*Directions for this task:* All of the records below must be reproduced exactly, minus any pictures.

*Information given:*
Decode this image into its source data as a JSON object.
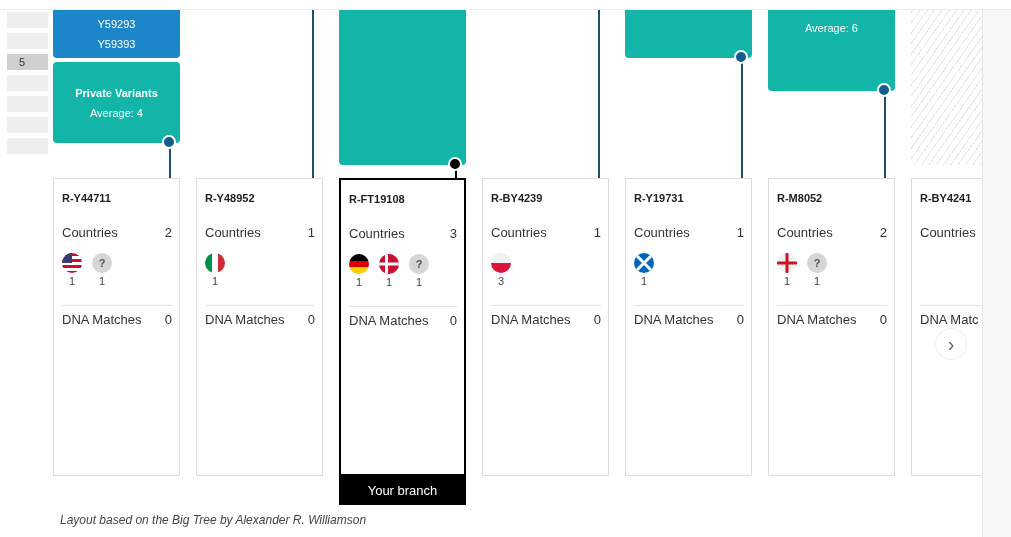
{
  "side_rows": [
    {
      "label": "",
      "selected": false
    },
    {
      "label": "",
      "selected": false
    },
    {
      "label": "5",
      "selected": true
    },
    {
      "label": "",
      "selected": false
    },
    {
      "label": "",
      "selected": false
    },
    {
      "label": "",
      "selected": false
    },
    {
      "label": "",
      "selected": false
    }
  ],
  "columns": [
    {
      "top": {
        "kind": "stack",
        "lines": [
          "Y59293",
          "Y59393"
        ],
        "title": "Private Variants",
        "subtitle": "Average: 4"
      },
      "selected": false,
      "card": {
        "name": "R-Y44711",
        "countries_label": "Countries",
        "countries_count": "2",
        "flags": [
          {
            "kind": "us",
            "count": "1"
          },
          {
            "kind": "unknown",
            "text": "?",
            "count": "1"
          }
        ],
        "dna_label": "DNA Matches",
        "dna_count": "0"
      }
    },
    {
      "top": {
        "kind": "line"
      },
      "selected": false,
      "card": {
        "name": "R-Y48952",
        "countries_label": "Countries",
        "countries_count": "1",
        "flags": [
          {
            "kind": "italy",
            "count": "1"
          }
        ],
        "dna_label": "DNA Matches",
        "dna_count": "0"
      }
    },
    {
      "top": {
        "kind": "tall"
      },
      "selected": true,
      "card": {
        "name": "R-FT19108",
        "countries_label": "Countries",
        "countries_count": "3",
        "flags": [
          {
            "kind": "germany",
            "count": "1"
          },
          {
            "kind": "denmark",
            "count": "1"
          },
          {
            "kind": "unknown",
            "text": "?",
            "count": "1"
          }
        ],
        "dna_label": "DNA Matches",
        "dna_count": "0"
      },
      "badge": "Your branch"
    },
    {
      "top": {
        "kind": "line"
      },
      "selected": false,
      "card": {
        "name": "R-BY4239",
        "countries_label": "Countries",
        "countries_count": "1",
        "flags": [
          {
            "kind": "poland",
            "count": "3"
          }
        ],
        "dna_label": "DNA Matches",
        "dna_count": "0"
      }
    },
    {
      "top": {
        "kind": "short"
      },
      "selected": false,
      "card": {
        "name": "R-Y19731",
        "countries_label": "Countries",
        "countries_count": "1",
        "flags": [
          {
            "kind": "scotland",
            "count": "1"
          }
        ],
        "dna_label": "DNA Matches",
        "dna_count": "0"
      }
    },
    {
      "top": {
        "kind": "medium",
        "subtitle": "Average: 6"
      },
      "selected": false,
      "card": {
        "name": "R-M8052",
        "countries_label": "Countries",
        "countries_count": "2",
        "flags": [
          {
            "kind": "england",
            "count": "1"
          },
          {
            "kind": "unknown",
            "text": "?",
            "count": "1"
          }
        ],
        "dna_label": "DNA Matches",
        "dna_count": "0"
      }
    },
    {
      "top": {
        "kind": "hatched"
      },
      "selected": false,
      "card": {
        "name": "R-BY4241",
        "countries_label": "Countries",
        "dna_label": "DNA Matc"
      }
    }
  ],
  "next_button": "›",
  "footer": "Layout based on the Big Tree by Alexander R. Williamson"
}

*Solved exercise:*
Decode this image into its source data as a JSON object.
{
  "side_rows": [
    {
      "label": "",
      "selected": false
    },
    {
      "label": "",
      "selected": false
    },
    {
      "label": "5",
      "selected": true
    },
    {
      "label": "",
      "selected": false
    },
    {
      "label": "",
      "selected": false
    },
    {
      "label": "",
      "selected": false
    },
    {
      "label": "",
      "selected": false
    }
  ],
  "columns": [
    {
      "top": {
        "kind": "stack",
        "lines": [
          "Y59293",
          "Y59393"
        ],
        "title": "Private Variants",
        "subtitle": "Average: 4"
      },
      "selected": false,
      "card": {
        "name": "R-Y44711",
        "countries_label": "Countries",
        "countries_count": "2",
        "flags": [
          {
            "kind": "us",
            "count": "1"
          },
          {
            "kind": "unknown",
            "text": "?",
            "count": "1"
          }
        ],
        "dna_label": "DNA Matches",
        "dna_count": "0"
      }
    },
    {
      "top": {
        "kind": "line"
      },
      "selected": false,
      "card": {
        "name": "R-Y48952",
        "countries_label": "Countries",
        "countries_count": "1",
        "flags": [
          {
            "kind": "italy",
            "count": "1"
          }
        ],
        "dna_label": "DNA Matches",
        "dna_count": "0"
      }
    },
    {
      "top": {
        "kind": "tall"
      },
      "selected": true,
      "card": {
        "name": "R-FT19108",
        "countries_label": "Countries",
        "countries_count": "3",
        "flags": [
          {
            "kind": "germany",
            "count": "1"
          },
          {
            "kind": "denmark",
            "count": "1"
          },
          {
            "kind": "unknown",
            "text": "?",
            "count": "1"
          }
        ],
        "dna_label": "DNA Matches",
        "dna_count": "0"
      },
      "badge": "Your branch"
    },
    {
      "top": {
        "kind": "line"
      },
      "selected": false,
      "card": {
        "name": "R-BY4239",
        "countries_label": "Countries",
        "countries_count": "1",
        "flags": [
          {
            "kind": "poland",
            "count": "3"
          }
        ],
        "dna_label": "DNA Matches",
        "dna_count": "0"
      }
    },
    {
      "top": {
        "kind": "short"
      },
      "selected": false,
      "card": {
        "name": "R-Y19731",
        "countries_label": "Countries",
        "countries_count": "1",
        "flags": [
          {
            "kind": "scotland",
            "count": "1"
          }
        ],
        "dna_label": "DNA Matches",
        "dna_count": "0"
      }
    },
    {
      "top": {
        "kind": "medium",
        "subtitle": "Average: 6"
      },
      "selected": false,
      "card": {
        "name": "R-M8052",
        "countries_label": "Countries",
        "countries_count": "2",
        "flags": [
          {
            "kind": "england",
            "count": "1"
          },
          {
            "kind": "unknown",
            "text": "?",
            "count": "1"
          }
        ],
        "dna_label": "DNA Matches",
        "dna_count": "0"
      }
    },
    {
      "top": {
        "kind": "hatched"
      },
      "selected": false,
      "card": {
        "name": "R-BY4241",
        "countries_label": "Countries",
        "dna_label": "DNA Matc"
      }
    }
  ],
  "next_button": "›",
  "footer": "Layout based on the Big Tree by Alexander R. Williamson"
}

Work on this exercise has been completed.